Though the U.S. did use a small lineup at times on Tuesday, it’s clear the staff realizes the team needs at least one big on the floor. NBA.com’s Schuhmann noted the U.S. was outscored 8-4 by Tunisia without a traditional 5, and the continued emergence of Love in the 2012 games has diminished the need to go small. Despite a scary moment in the third quarter when Love banged knees with a Tunisian defender, the six foot ten Love had a team-high sixteen points in about seventeen minutes of play. Tyson Chandler is a defensive force and will probably be a starter throughout the tournament, but Love’s ability to stretch opposing defenses with his perimeter shooting creates gaps for teammates. When Love is on the court, his defender cannot sag or help off the forward. Chandler’s offensive repertoire is somewhat limited, consisting of setting picks and rolling to the basket (along with the occasional ally-oop or dump down pass), while Love provides a similar defensive presence on the interior but doesn’t clog the lane.

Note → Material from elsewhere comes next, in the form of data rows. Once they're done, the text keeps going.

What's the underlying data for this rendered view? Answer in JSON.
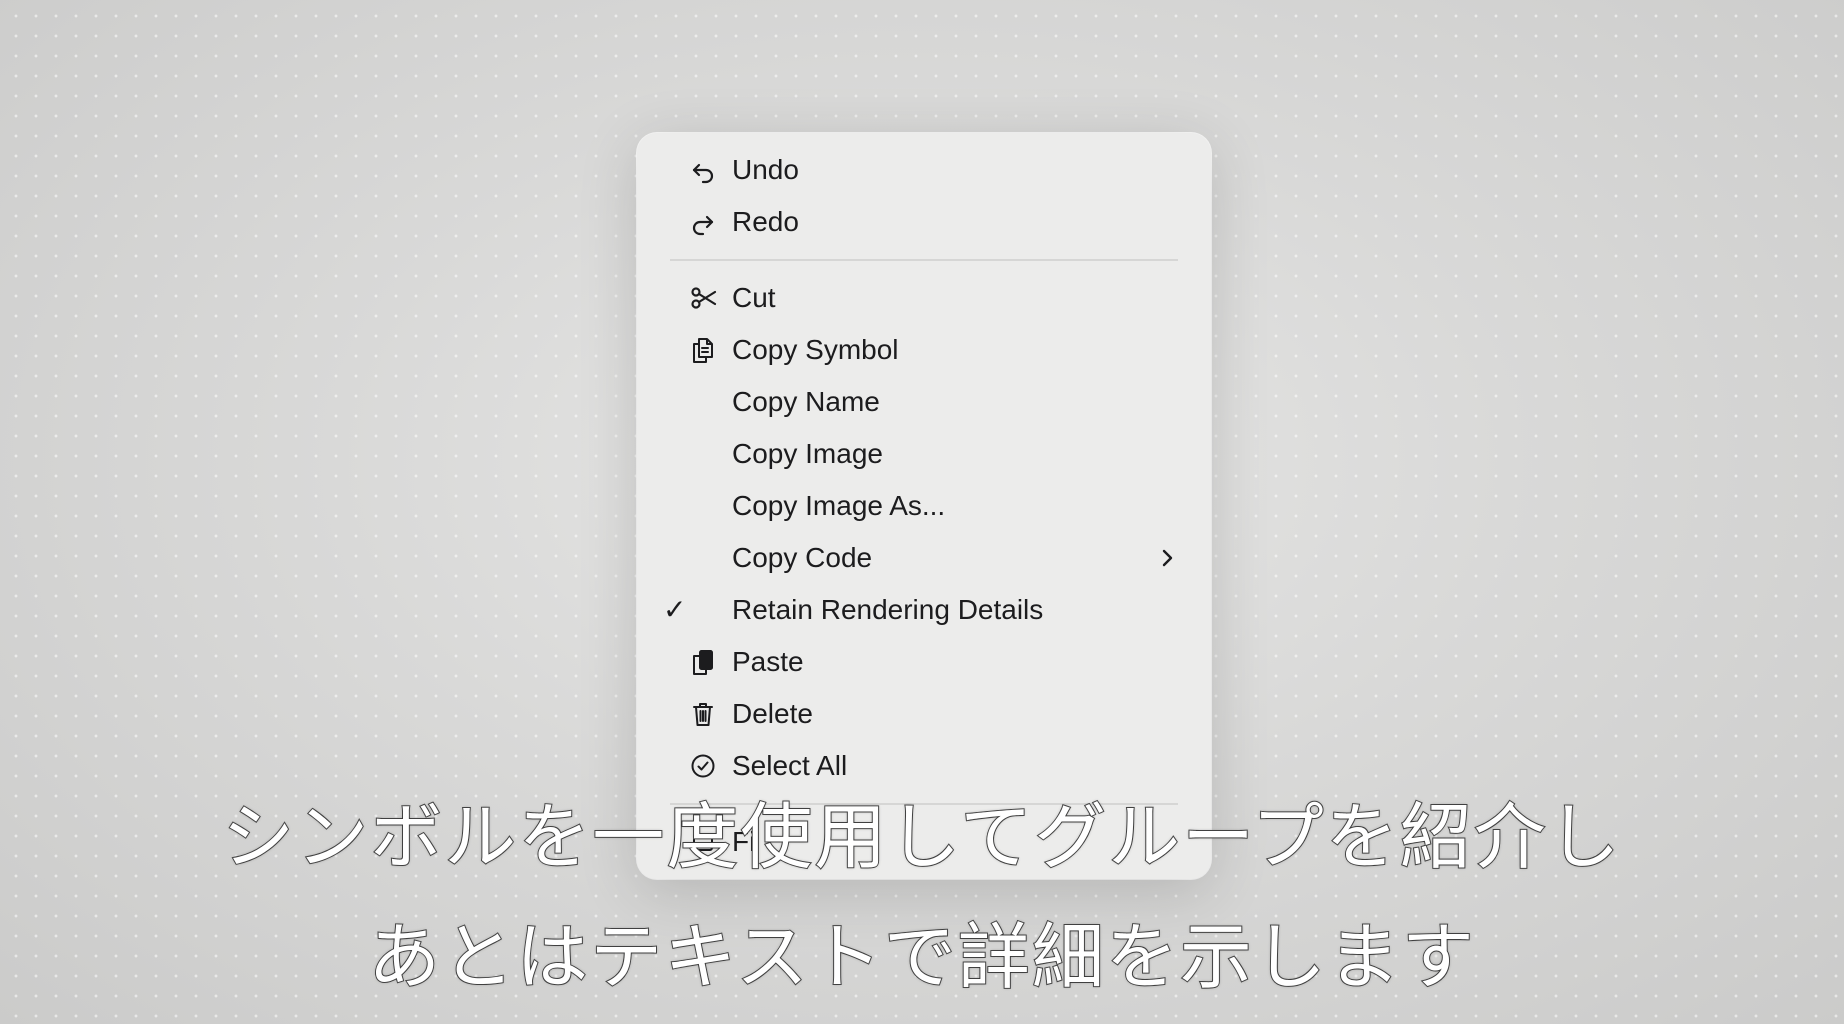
{
  "context_menu": {
    "items": [
      {
        "label": "Undo",
        "icon": "undo-icon"
      },
      {
        "label": "Redo",
        "icon": "redo-icon"
      },
      {
        "label": "Cut",
        "icon": "scissors-icon"
      },
      {
        "label": "Copy Symbol",
        "icon": "copy-symbol-icon"
      },
      {
        "label": "Copy Name"
      },
      {
        "label": "Copy Image"
      },
      {
        "label": "Copy Image As..."
      },
      {
        "label": "Copy Code",
        "submenu": true,
        "icon_right": "chevron-right-icon"
      },
      {
        "label": "Retain Rendering Details",
        "checked": true,
        "check_glyph": "✓"
      },
      {
        "label": "Paste",
        "icon": "paste-icon"
      },
      {
        "label": "Delete",
        "icon": "trash-icon"
      },
      {
        "label": "Select All",
        "icon": "checkmark-circle-icon"
      },
      {
        "label": "Fi",
        "partially_hidden": true
      }
    ]
  },
  "subtitles": {
    "line1": "シンボルを一度使用してグループを紹介し",
    "line2": "あとはテキストで詳細を示します"
  }
}
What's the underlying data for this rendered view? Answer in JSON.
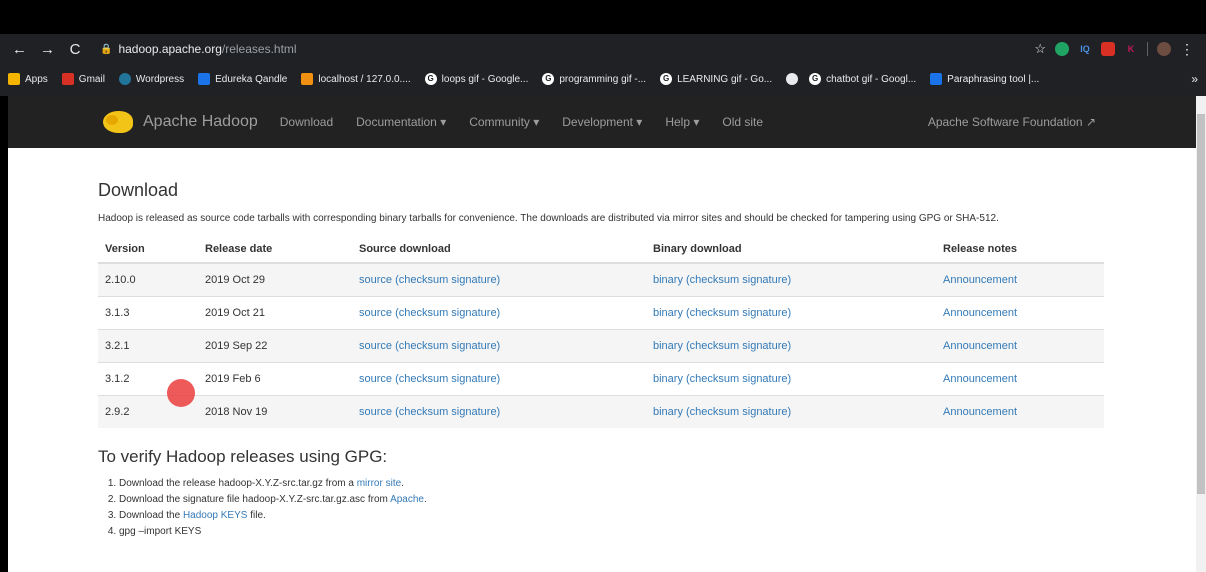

It may be a bit early to begin predicting the starting lineup for the quarter or semifinal rounds, but consider Westbrook a definite option. The U.S.’s best lineup — so far — is Durant, James, Anthony, and the Oklahoma City guard; simply put, there is not one guard among the twelve teams in group A and B who can slow Westbrook in the open court. Two of his eleven points versus Tunisia were the result of a coast-to-coast And-1 layup, Westbrook forcing Tunisian guard Marouan Kechrid to flat-footedly cause a foul. Westbrook even excels at reaching the bucket in the half-court; his quickness, coupled with his hang-time, ensures that if he does not convert the basket, he is going to the free throw line (which explains the 413 free throw attempts in 2012, seventh-highest in the NBA).
Up next is Nigeria, and though there are some familiar faces on the roster (like former Penn great Koko Archibong), the U.S. will earn another W. Based on the lessons learned from Tunisia, look for Love and Westbrook to earn extended minutes, while Bryant, soon to be 34 and the oldest member of the squad, is given additional rest to keep his legs fresh for the tournament’s more crucial tests.
Matt Giles is writing about Olympic basketball for The Sports Section. E-mail him at firstname.lastname@example.org
* This post has been corrected. Lehigh was a 15-seed when they defeated Duke in this year’s NCAA Tournament.